As such, assuming that PRC law will invalidate the present arbitration agreement, the Court of Appeal arguably should not have concluded that PRC law was the implied proper law of the arbitration agreement, given that the Sulamérica Presumption has been rebutted. The Court ought to have gone on to consider the third stage of the three-stage analysis. While this stage would likely yield the same substantive outcome (i.e., that PRC law is the proper law of the arbitration agreement), the Court should have embarked on this inquiry to preserve analytical clarity between the second and third stages of the three-stage analysis.

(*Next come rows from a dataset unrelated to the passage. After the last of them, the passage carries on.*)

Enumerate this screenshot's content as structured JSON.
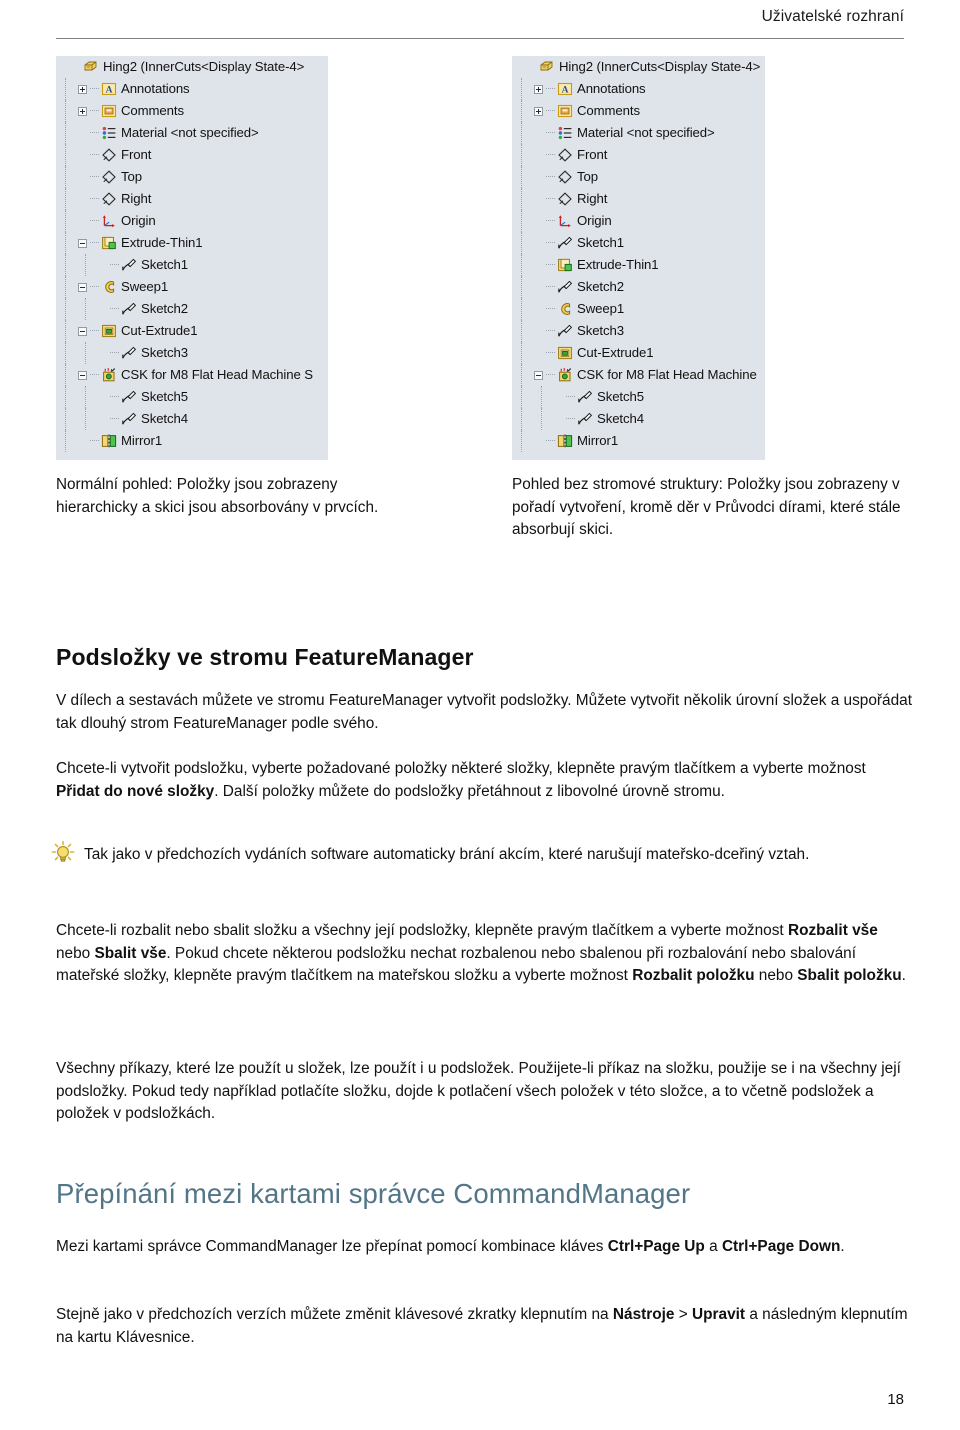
{
  "header": {
    "running_title": "Uživatelské rozhraní"
  },
  "figure": {
    "left_tree": {
      "nodes": [
        {
          "label": "Hing2  (InnerCuts<Display State-4>",
          "icon": "part-icon",
          "depth": 0,
          "toggle": "none"
        },
        {
          "label": "Annotations",
          "icon": "annotations-icon",
          "depth": 1,
          "toggle": "plus"
        },
        {
          "label": "Comments",
          "icon": "comments-icon",
          "depth": 1,
          "toggle": "plus"
        },
        {
          "label": "Material <not specified>",
          "icon": "material-icon",
          "depth": 1,
          "toggle": "none"
        },
        {
          "label": "Front",
          "icon": "plane-icon",
          "depth": 1,
          "toggle": "none"
        },
        {
          "label": "Top",
          "icon": "plane-icon",
          "depth": 1,
          "toggle": "none"
        },
        {
          "label": "Right",
          "icon": "plane-icon",
          "depth": 1,
          "toggle": "none"
        },
        {
          "label": "Origin",
          "icon": "origin-icon",
          "depth": 1,
          "toggle": "none"
        },
        {
          "label": "Extrude-Thin1",
          "icon": "extrude-icon",
          "depth": 1,
          "toggle": "minus"
        },
        {
          "label": "Sketch1",
          "icon": "sketch-icon",
          "depth": 2,
          "toggle": "none"
        },
        {
          "label": "Sweep1",
          "icon": "sweep-icon",
          "depth": 1,
          "toggle": "minus"
        },
        {
          "label": "Sketch2",
          "icon": "sketch-icon",
          "depth": 2,
          "toggle": "none"
        },
        {
          "label": "Cut-Extrude1",
          "icon": "cut-extrude-icon",
          "depth": 1,
          "toggle": "minus"
        },
        {
          "label": "Sketch3",
          "icon": "sketch-icon",
          "depth": 2,
          "toggle": "none"
        },
        {
          "label": "CSK for M8 Flat Head Machine S",
          "icon": "hole-wizard-icon",
          "depth": 1,
          "toggle": "minus"
        },
        {
          "label": "Sketch5",
          "icon": "sketch-icon",
          "depth": 2,
          "toggle": "none"
        },
        {
          "label": "Sketch4",
          "icon": "sketch-icon",
          "depth": 2,
          "toggle": "none"
        },
        {
          "label": "Mirror1",
          "icon": "mirror-icon",
          "depth": 1,
          "toggle": "none"
        }
      ]
    },
    "right_tree": {
      "nodes": [
        {
          "label": "Hing2  (InnerCuts<Display State-4>",
          "icon": "part-icon",
          "depth": 0,
          "toggle": "none"
        },
        {
          "label": "Annotations",
          "icon": "annotations-icon",
          "depth": 1,
          "toggle": "plus"
        },
        {
          "label": "Comments",
          "icon": "comments-icon",
          "depth": 1,
          "toggle": "plus"
        },
        {
          "label": "Material <not specified>",
          "icon": "material-icon",
          "depth": 1,
          "toggle": "none"
        },
        {
          "label": "Front",
          "icon": "plane-icon",
          "depth": 1,
          "toggle": "none"
        },
        {
          "label": "Top",
          "icon": "plane-icon",
          "depth": 1,
          "toggle": "none"
        },
        {
          "label": "Right",
          "icon": "plane-icon",
          "depth": 1,
          "toggle": "none"
        },
        {
          "label": "Origin",
          "icon": "origin-icon",
          "depth": 1,
          "toggle": "none"
        },
        {
          "label": "Sketch1",
          "icon": "sketch-icon",
          "depth": 1,
          "toggle": "none"
        },
        {
          "label": "Extrude-Thin1",
          "icon": "extrude-icon",
          "depth": 1,
          "toggle": "none"
        },
        {
          "label": "Sketch2",
          "icon": "sketch-icon",
          "depth": 1,
          "toggle": "none"
        },
        {
          "label": "Sweep1",
          "icon": "sweep-icon",
          "depth": 1,
          "toggle": "none"
        },
        {
          "label": "Sketch3",
          "icon": "sketch-icon",
          "depth": 1,
          "toggle": "none"
        },
        {
          "label": "Cut-Extrude1",
          "icon": "cut-extrude-icon",
          "depth": 1,
          "toggle": "none"
        },
        {
          "label": "CSK for M8 Flat Head Machine",
          "icon": "hole-wizard-icon",
          "depth": 1,
          "toggle": "minus"
        },
        {
          "label": "Sketch5",
          "icon": "sketch-icon",
          "depth": 2,
          "toggle": "none"
        },
        {
          "label": "Sketch4",
          "icon": "sketch-icon",
          "depth": 2,
          "toggle": "none"
        },
        {
          "label": "Mirror1",
          "icon": "mirror-icon",
          "depth": 1,
          "toggle": "none"
        }
      ]
    },
    "caption_left": "Normální pohled: Položky jsou zobrazeny hierarchicky a skici jsou absorbovány v prvcích.",
    "caption_right": "Pohled bez stromové struktury: Položky jsou zobrazeny v pořadí vytvoření, kromě děr v Průvodci dírami, které stále absorbují skici."
  },
  "sections": {
    "subfolders": {
      "heading": "Podsložky ve stromu FeatureManager",
      "p1": "V dílech a sestavách můžete ve stromu FeatureManager vytvořit podsložky. Můžete vytvořit několik úrovní složek a uspořádat tak dlouhý strom FeatureManager podle svého.",
      "p2_pre": "Chcete-li vytvořit podsložku, vyberte požadované položky některé složky, klepněte pravým tlačítkem a vyberte možnost ",
      "p2_b1": "Přidat do nové složky",
      "p2_post": ". Další položky můžete do podsložky přetáhnout z libovolné úrovně stromu.",
      "tip": "Tak jako v předchozích vydáních software automaticky brání akcím, které narušují mateřsko-dceřiný vztah.",
      "tip_icon": "lightbulb-icon",
      "p3_a": "Chcete-li rozbalit nebo sbalit složku a všechny její podsložky, klepněte pravým tlačítkem a vyberte možnost ",
      "p3_b1": "Rozbalit vše",
      "p3_b": " nebo ",
      "p3_b2": "Sbalit vše",
      "p3_c": ". Pokud chcete některou podsložku nechat rozbalenou nebo sbalenou při rozbalování nebo sbalování mateřské složky, klepněte pravým tlačítkem na mateřskou složku a vyberte možnost ",
      "p3_b3": "Rozbalit položku",
      "p3_d": " nebo ",
      "p3_b4": "Sbalit položku",
      "p3_e": ".",
      "p4": "Všechny příkazy, které lze použít u složek, lze použít i u podsložek. Použijete-li příkaz na složku, použije se i na všechny její podsložky. Pokud tedy například potlačíte složku, dojde k potlačení všech položek v této složce, a to včetně podsložek a položek v podsložkách."
    },
    "commandmanager": {
      "heading": "Přepínání mezi kartami správce CommandManager",
      "p1_a": "Mezi kartami správce CommandManager lze přepínat pomocí kombinace kláves ",
      "p1_b1": "Ctrl+Page Up",
      "p1_b": " a ",
      "p1_b2": "Ctrl+Page Down",
      "p1_c": ".",
      "p2_a": "Stejně jako v předchozích verzích můžete změnit klávesové zkratky klepnutím na ",
      "p2_b1": "Nástroje",
      "p2_b": " > ",
      "p2_b2": "Upravit",
      "p2_c": " a následným klepnutím na kartu Klávesnice."
    }
  },
  "footer": {
    "page_number": "18"
  },
  "colors": {
    "heading_blue": "#527588",
    "tree_background": "#dfe3ea",
    "rule": "#808080"
  }
}
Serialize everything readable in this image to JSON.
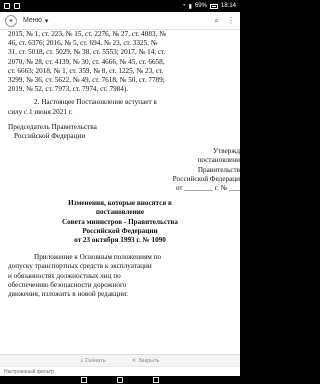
{
  "status": {
    "battery": "69%",
    "time": "18:14"
  },
  "appbar": {
    "menu_label": "Меню"
  },
  "document": {
    "lines_top": [
      "2015, № 1, ст. 223, № 15, ст. 2276, № 27, ст. 4083, №",
      "46, ст. 6376; 2016, № 5, ст. 694, № 23, ст. 3325, №",
      "31, ст. 5018, ст. 5029, № 38, ст. 5553; 2017, № 14, ст.",
      "2070, № 28, ст. 4139, № 30, ст. 4666, № 45, ст. 6658,",
      "ст. 6663; 2018, № 1, ст. 359, № 8, ст. 1225, № 23, ст.",
      "3299, № 36, ст. 5622, № 49, ст. 7618, № 50, ст. 7789;",
      "2019, № 52, ст. 7973, ст. 7974, ст. 7984)."
    ],
    "clause2": [
      "2. Настоящее Постановление вступает в",
      "силу с 1 июня 2021 г."
    ],
    "signature": [
      "Председатель Правительства",
      "Российской Федерации"
    ],
    "approve": [
      "Утвержд",
      "постановлени",
      "Правительств",
      "Российской Федераци",
      "от ________ г. № ___"
    ],
    "title": [
      "Изменения, которые вносятся в",
      "постановление",
      "Совета министров - Правительства",
      "Российской Федерации",
      "от 23 октября 1993 г. № 1090"
    ],
    "annex": [
      "Приложение к Основным положениям по",
      "допуску транспортных средств к эксплуатации",
      "и обязанностях должностных лиц по",
      "обеспечению безопасности дорожного",
      "движения, изложить в новой редакции:"
    ]
  },
  "docbar": {
    "download": "Скачать",
    "close": "Закрыть"
  },
  "filter": {
    "label": "Настроенный фильтр"
  }
}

The Court of Appeal’s decision in BNA is a landmark judgment in many ways, with the apex court settling conflicting strands of authorities regarding the application of the three-stage analysis, and clarifiying a key point of interpretation that might have otherwise continued to promote uncertainty in the Singapore arbitration scene. However, as regards the other findings that the Court of Appeal declined to make, it remains to be seen if future corams of the apex court would reconsider the approach taken in BNA, if such an opportunity so arises.